▶ **Work to be completed**
As an exercise, copy out the entries exactly as written.
[Opening Material supplied section]
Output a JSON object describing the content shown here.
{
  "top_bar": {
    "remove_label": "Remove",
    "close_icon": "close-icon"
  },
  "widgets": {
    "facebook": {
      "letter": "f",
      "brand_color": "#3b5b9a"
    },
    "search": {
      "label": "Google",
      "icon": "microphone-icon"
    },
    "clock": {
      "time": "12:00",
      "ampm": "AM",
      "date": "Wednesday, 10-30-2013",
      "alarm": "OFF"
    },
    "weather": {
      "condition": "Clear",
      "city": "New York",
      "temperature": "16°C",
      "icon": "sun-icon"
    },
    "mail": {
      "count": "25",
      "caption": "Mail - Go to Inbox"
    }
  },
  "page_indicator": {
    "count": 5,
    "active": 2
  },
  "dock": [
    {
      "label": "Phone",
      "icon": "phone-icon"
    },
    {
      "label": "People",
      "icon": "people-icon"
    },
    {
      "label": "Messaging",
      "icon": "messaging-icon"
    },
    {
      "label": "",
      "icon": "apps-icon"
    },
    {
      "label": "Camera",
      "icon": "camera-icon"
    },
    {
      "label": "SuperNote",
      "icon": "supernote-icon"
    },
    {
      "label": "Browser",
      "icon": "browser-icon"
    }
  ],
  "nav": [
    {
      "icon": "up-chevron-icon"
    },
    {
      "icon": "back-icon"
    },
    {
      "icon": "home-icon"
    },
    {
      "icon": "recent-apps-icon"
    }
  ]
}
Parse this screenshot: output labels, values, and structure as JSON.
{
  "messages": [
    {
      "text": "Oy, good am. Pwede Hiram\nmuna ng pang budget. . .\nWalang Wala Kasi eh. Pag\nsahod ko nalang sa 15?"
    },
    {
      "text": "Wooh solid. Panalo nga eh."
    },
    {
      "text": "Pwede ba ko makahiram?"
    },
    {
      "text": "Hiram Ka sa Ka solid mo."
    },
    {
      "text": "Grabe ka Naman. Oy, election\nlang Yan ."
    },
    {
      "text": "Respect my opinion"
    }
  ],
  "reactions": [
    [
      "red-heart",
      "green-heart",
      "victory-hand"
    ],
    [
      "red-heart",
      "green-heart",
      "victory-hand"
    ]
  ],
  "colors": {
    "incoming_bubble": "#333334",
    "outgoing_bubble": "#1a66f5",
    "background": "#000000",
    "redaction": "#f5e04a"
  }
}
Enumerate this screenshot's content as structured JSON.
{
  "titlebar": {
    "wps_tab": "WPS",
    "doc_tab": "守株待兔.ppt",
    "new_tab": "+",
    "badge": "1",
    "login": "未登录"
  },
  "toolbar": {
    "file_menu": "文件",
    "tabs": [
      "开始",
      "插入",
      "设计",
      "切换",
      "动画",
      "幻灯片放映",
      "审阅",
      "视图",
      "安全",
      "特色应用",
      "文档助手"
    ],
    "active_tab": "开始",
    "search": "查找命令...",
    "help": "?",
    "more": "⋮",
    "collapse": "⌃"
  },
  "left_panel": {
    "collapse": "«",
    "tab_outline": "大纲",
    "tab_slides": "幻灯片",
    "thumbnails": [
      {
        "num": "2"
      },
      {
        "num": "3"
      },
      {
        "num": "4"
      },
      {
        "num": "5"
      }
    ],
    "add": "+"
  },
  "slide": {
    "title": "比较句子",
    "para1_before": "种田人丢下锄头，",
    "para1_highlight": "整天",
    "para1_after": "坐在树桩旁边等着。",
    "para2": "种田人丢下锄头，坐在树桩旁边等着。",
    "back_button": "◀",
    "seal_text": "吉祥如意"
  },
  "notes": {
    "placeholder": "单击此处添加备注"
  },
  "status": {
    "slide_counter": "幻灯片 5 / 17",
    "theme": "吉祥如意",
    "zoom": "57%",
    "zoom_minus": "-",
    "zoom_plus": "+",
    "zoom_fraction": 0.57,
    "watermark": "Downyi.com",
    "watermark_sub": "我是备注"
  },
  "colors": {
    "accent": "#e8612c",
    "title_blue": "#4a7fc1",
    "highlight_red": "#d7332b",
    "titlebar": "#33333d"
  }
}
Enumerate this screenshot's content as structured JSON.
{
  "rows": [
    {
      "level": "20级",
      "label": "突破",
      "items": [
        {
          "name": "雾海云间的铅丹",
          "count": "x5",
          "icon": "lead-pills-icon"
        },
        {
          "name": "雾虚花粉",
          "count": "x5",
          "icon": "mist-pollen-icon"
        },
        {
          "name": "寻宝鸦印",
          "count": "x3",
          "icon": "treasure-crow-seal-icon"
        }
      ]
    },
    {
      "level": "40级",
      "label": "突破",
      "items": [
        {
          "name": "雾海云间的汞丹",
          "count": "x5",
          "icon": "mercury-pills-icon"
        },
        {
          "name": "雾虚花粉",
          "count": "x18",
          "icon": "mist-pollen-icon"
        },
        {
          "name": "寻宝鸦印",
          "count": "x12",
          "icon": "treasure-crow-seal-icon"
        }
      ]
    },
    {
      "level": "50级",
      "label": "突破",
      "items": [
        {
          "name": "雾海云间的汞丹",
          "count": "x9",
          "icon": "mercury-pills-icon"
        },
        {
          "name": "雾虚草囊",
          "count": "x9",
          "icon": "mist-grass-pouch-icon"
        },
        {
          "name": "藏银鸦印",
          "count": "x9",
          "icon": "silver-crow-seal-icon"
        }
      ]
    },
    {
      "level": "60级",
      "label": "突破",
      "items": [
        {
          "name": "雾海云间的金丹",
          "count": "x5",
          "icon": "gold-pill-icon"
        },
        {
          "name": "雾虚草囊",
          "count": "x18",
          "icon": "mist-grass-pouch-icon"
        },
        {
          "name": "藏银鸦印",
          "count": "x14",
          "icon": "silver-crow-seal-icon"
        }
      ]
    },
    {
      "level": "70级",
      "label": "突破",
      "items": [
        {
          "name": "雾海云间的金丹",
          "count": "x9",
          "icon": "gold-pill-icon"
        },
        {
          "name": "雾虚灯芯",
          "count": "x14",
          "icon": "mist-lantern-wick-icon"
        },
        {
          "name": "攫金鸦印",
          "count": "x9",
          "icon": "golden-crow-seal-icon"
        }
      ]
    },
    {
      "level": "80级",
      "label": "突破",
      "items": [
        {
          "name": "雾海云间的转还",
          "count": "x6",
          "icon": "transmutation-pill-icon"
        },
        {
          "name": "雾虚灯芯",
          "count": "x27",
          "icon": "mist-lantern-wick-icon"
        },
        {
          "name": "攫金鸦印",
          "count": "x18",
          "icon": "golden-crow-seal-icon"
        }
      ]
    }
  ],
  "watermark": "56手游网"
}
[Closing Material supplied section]
▶ **Response area**
Output a JSON object describing the content shown here.
{
  "top_bar": {
    "remove_label": "Remove",
    "close_icon": "close-icon"
  },
  "widgets": {
    "facebook": {
      "letter": "f",
      "brand_color": "#3b5b9a"
    },
    "search": {
      "label": "Google",
      "icon": "microphone-icon"
    },
    "clock": {
      "time": "12:00",
      "ampm": "AM",
      "date": "Wednesday, 10-30-2013",
      "alarm": "OFF"
    },
    "weather": {
      "condition": "Clear",
      "city": "New York",
      "temperature": "16°C",
      "icon": "sun-icon"
    },
    "mail": {
      "count": "25",
      "caption": "Mail - Go to Inbox"
    }
  },
  "page_indicator": {
    "count": 5,
    "active": 2
  },
  "dock": [
    {
      "label": "Phone",
      "icon": "phone-icon"
    },
    {
      "label": "People",
      "icon": "people-icon"
    },
    {
      "label": "Messaging",
      "icon": "messaging-icon"
    },
    {
      "label": "",
      "icon": "apps-icon"
    },
    {
      "label": "Camera",
      "icon": "camera-icon"
    },
    {
      "label": "SuperNote",
      "icon": "supernote-icon"
    },
    {
      "label": "Browser",
      "icon": "browser-icon"
    }
  ],
  "nav": [
    {
      "icon": "up-chevron-icon"
    },
    {
      "icon": "back-icon"
    },
    {
      "icon": "home-icon"
    },
    {
      "icon": "recent-apps-icon"
    }
  ]
}
Parse this screenshot: output labels, values, and structure as JSON.
{
  "messages": [
    {
      "text": "Oy, good am. Pwede Hiram\nmuna ng pang budget. . .\nWalang Wala Kasi eh. Pag\nsahod ko nalang sa 15?"
    },
    {
      "text": "Wooh solid. Panalo nga eh."
    },
    {
      "text": "Pwede ba ko makahiram?"
    },
    {
      "text": "Hiram Ka sa Ka solid mo."
    },
    {
      "text": "Grabe ka Naman. Oy, election\nlang Yan ."
    },
    {
      "text": "Respect my opinion"
    }
  ],
  "reactions": [
    [
      "red-heart",
      "green-heart",
      "victory-hand"
    ],
    [
      "red-heart",
      "green-heart",
      "victory-hand"
    ]
  ],
  "colors": {
    "incoming_bubble": "#333334",
    "outgoing_bubble": "#1a66f5",
    "background": "#000000",
    "redaction": "#f5e04a"
  }
}
Enumerate this screenshot's content as structured JSON.
{
  "titlebar": {
    "wps_tab": "WPS",
    "doc_tab": "守株待兔.ppt",
    "new_tab": "+",
    "badge": "1",
    "login": "未登录"
  },
  "toolbar": {
    "file_menu": "文件",
    "tabs": [
      "开始",
      "插入",
      "设计",
      "切换",
      "动画",
      "幻灯片放映",
      "审阅",
      "视图",
      "安全",
      "特色应用",
      "文档助手"
    ],
    "active_tab": "开始",
    "search": "查找命令...",
    "help": "?",
    "more": "⋮",
    "collapse": "⌃"
  },
  "left_panel": {
    "collapse": "«",
    "tab_outline": "大纲",
    "tab_slides": "幻灯片",
    "thumbnails": [
      {
        "num": "2"
      },
      {
        "num": "3"
      },
      {
        "num": "4"
      },
      {
        "num": "5"
      }
    ],
    "add": "+"
  },
  "slide": {
    "title": "比较句子",
    "para1_before": "种田人丢下锄头，",
    "para1_highlight": "整天",
    "para1_after": "坐在树桩旁边等着。",
    "para2": "种田人丢下锄头，坐在树桩旁边等着。",
    "back_button": "◀",
    "seal_text": "吉祥如意"
  },
  "notes": {
    "placeholder": "单击此处添加备注"
  },
  "status": {
    "slide_counter": "幻灯片 5 / 17",
    "theme": "吉祥如意",
    "zoom": "57%",
    "zoom_minus": "-",
    "zoom_plus": "+",
    "zoom_fraction": 0.57,
    "watermark": "Downyi.com",
    "watermark_sub": "我是备注"
  },
  "colors": {
    "accent": "#e8612c",
    "title_blue": "#4a7fc1",
    "highlight_red": "#d7332b",
    "titlebar": "#33333d"
  }
}
Enumerate this screenshot's content as structured JSON.
{
  "rows": [
    {
      "level": "20级",
      "label": "突破",
      "items": [
        {
          "name": "雾海云间的铅丹",
          "count": "x5",
          "icon": "lead-pills-icon"
        },
        {
          "name": "雾虚花粉",
          "count": "x5",
          "icon": "mist-pollen-icon"
        },
        {
          "name": "寻宝鸦印",
          "count": "x3",
          "icon": "treasure-crow-seal-icon"
        }
      ]
    },
    {
      "level": "40级",
      "label": "突破",
      "items": [
        {
          "name": "雾海云间的汞丹",
          "count": "x5",
          "icon": "mercury-pills-icon"
        },
        {
          "name": "雾虚花粉",
          "count": "x18",
          "icon": "mist-pollen-icon"
        },
        {
          "name": "寻宝鸦印",
          "count": "x12",
          "icon": "treasure-crow-seal-icon"
        }
      ]
    },
    {
      "level": "50级",
      "label": "突破",
      "items": [
        {
          "name": "雾海云间的汞丹",
          "count": "x9",
          "icon": "mercury-pills-icon"
        },
        {
          "name": "雾虚草囊",
          "count": "x9",
          "icon": "mist-grass-pouch-icon"
        },
        {
          "name": "藏银鸦印",
          "count": "x9",
          "icon": "silver-crow-seal-icon"
        }
      ]
    },
    {
      "level": "60级",
      "label": "突破",
      "items": [
        {
          "name": "雾海云间的金丹",
          "count": "x5",
          "icon": "gold-pill-icon"
        },
        {
          "name": "雾虚草囊",
          "count": "x18",
          "icon": "mist-grass-pouch-icon"
        },
        {
          "name": "藏银鸦印",
          "count": "x14",
          "icon": "silver-crow-seal-icon"
        }
      ]
    },
    {
      "level": "70级",
      "label": "突破",
      "items": [
        {
          "name": "雾海云间的金丹",
          "count": "x9",
          "icon": "gold-pill-icon"
        },
        {
          "name": "雾虚灯芯",
          "count": "x14",
          "icon": "mist-lantern-wick-icon"
        },
        {
          "name": "攫金鸦印",
          "count": "x9",
          "icon": "golden-crow-seal-icon"
        }
      ]
    },
    {
      "level": "80级",
      "label": "突破",
      "items": [
        {
          "name": "雾海云间的转还",
          "count": "x6",
          "icon": "transmutation-pill-icon"
        },
        {
          "name": "雾虚灯芯",
          "count": "x27",
          "icon": "mist-lantern-wick-icon"
        },
        {
          "name": "攫金鸦印",
          "count": "x18",
          "icon": "golden-crow-seal-icon"
        }
      ]
    }
  ],
  "watermark": "56手游网"
}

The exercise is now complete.